Novel electrocatalyst outperforms platinum in alkaline hydrogen production
A novel ruthenium-based catalyst developed at UC Santa Cruz has shown markedly better performance than commercial platinum catalysts in alkaline water electrolysis for hydrogen production. The catalyst is a nanostructured composite material composed of carbon nanowires with ruthenium atoms bonded to nitrogen and carbon to form active sites within the carbon matrix.
The electrochemical splitting of water to produce hydrogen is a crucial step in the development of hydrogen as a clean, environmentally friendly fuel. Much of the effort to reduce the cost and increase the efficiency of this process has focused on finding alternatives to expensive platinum-based catalysts.
At UC Santa Cruz, researchers led by Shaowei Chen, professor of chemistry and biochemistry, have been investigating catalysts made by incorporating ruthenium and nitrogen into carbon-based nanocomposite materials. Their new findings, published February 7 in Nature Communications, not only demonstrate the impressive performance of their ruthenium-based catalyst but also provide insights into the mechanisms involved, which may lead to further improvements.
"This is a clear demonstration that ruthenium can have remarkable activity in catalyzing the production of hydrogen from water," Chen said. "We also characterized the material on the atomic scale, which helped us understand the mechanisms, and we can use these results for the rational design and engineering of ruthenium-based catalysts."
Electron microscopy and elemental mapping analysis of the material showed ruthenium nanoparticles as well as individual ruthenium atoms within the carbon matrix. Surprisingly, the researchers found that the main sites of catalytic activity were single ruthenium atoms rather than ruthenium nanoparticles.
"That was a breakthrough, because many studies have attributed the catalytic activity to ruthenium nanoparticles. We found that single atoms are the dominant active sites, although both nanoparticles and single atoms contribute to the activity," said first author Bingzhang Lu, a graduate student in Chen's lab at UC Santa Cruz.

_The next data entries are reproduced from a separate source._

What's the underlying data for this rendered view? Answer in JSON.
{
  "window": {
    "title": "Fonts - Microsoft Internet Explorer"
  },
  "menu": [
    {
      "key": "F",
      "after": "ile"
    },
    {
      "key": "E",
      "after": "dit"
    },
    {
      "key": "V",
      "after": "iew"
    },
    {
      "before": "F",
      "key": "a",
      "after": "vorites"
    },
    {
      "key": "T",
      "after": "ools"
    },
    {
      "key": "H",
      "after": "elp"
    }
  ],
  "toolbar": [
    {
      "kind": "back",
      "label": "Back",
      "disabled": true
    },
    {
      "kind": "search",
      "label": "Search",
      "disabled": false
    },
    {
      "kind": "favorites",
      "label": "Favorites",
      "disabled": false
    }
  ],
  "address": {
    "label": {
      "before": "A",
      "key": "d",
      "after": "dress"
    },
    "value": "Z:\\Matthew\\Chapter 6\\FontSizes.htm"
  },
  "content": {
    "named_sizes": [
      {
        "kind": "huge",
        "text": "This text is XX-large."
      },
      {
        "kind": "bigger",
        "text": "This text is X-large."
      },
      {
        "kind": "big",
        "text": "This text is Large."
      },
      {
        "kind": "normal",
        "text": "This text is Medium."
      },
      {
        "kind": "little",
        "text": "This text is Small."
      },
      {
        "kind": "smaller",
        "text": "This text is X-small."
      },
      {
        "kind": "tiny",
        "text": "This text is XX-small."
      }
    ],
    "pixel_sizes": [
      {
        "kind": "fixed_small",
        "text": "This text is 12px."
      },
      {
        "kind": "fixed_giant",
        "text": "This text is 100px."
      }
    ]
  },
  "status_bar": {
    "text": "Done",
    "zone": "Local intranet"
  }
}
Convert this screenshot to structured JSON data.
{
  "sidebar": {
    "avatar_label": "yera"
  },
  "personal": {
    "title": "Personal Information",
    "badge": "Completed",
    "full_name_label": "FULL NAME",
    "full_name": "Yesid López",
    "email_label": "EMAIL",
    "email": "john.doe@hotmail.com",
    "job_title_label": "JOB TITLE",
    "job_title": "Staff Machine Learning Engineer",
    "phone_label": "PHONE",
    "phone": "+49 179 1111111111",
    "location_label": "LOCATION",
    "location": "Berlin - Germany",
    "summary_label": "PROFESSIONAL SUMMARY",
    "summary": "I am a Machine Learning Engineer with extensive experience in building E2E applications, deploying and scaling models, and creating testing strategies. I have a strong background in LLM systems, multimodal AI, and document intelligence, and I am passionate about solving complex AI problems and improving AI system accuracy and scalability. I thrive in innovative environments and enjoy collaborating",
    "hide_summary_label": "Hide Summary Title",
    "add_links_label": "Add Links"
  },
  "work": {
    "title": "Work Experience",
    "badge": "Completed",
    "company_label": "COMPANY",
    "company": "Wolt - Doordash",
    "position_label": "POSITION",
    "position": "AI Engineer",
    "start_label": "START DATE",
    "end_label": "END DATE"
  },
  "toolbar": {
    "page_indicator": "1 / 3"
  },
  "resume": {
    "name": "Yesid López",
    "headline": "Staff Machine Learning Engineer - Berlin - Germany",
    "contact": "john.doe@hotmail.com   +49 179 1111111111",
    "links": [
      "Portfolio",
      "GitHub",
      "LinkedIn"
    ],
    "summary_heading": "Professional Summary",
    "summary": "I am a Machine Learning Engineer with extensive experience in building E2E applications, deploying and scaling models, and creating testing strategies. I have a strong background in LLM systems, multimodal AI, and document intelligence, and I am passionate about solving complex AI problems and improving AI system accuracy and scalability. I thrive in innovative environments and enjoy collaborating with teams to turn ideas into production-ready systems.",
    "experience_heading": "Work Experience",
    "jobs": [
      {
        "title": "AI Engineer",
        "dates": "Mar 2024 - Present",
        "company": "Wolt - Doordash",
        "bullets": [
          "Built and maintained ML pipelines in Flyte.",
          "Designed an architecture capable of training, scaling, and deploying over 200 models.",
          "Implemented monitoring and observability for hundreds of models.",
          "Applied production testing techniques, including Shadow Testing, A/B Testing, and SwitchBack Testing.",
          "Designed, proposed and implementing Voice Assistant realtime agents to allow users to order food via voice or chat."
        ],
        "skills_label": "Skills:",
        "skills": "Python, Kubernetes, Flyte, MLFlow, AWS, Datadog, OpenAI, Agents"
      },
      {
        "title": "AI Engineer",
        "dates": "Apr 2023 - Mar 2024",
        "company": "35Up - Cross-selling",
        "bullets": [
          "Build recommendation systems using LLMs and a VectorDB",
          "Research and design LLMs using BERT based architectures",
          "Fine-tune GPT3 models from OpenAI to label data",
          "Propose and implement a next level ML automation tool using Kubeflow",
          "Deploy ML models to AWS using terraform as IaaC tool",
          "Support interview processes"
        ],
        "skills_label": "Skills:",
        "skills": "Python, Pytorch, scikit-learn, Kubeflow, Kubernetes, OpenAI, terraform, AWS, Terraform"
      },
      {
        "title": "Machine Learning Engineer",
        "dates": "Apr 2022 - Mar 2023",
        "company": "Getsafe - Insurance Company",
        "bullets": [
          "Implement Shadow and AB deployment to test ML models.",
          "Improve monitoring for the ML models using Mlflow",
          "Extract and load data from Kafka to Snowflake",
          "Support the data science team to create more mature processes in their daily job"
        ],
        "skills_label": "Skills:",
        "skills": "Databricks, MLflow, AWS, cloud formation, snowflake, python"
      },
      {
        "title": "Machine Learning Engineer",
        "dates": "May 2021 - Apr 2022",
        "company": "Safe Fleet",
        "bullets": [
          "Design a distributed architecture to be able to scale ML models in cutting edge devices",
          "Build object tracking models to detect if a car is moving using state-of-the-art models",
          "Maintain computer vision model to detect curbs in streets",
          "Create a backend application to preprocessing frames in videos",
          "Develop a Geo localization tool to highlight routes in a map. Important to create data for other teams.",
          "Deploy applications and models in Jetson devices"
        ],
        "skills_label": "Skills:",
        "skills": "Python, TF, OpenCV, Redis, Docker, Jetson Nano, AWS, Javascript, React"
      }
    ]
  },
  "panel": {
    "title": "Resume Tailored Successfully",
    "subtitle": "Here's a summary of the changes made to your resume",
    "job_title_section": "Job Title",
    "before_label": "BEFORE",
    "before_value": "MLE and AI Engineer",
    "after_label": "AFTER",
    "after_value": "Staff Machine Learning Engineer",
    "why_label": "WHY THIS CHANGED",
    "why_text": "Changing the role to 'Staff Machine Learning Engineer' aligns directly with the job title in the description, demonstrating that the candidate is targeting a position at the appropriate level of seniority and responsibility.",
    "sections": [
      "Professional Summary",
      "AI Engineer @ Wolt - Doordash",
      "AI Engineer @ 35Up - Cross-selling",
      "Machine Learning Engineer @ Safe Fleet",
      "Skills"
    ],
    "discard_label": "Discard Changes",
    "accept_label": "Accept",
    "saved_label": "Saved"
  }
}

Lu worked with coauthor Yuan Ping, assistant professor of chemistry and biochemistry, to do theoretical calculations showing why ruthenium single atoms are more active catalytic centers than ruthenium nanoparticles.
"We did independent calculations from first principles to show how ruthenium forms bonds with carbon and nitrogen in this material and how this lowers the reaction barrier to give better catalytic activity," Ping said.
Chen said he has filed a patent application for the experimental preparation of ruthenium-based catalysts. He noted that, in addition to potential applications for hydrogen production as part of sustainable energy systems, alkaline water electrolysis is already widely used in the chemical industry, as is a related process called chlor-alkali electrolysis for which the ruthenium catalyst could also be used. Thus a large market already exists for cheaper, more efficient catalysts.
The electrolysis of water to produce hydrogen can be carried out in either acidic or alkaline conditions, and each method has advantages and disadvantages. Platinum catalysts are much more effective in acidic media than they are in alkaline media. The ruthenium-based catalysts perform almost as well as platinum in acidic media, while outperforming platinum in alkaline media, Chen said.
In future work, the researchers will seek to maximize the number of active sites in the material. They may also investigate the use of other metals in the same nanocomposite platform, he said.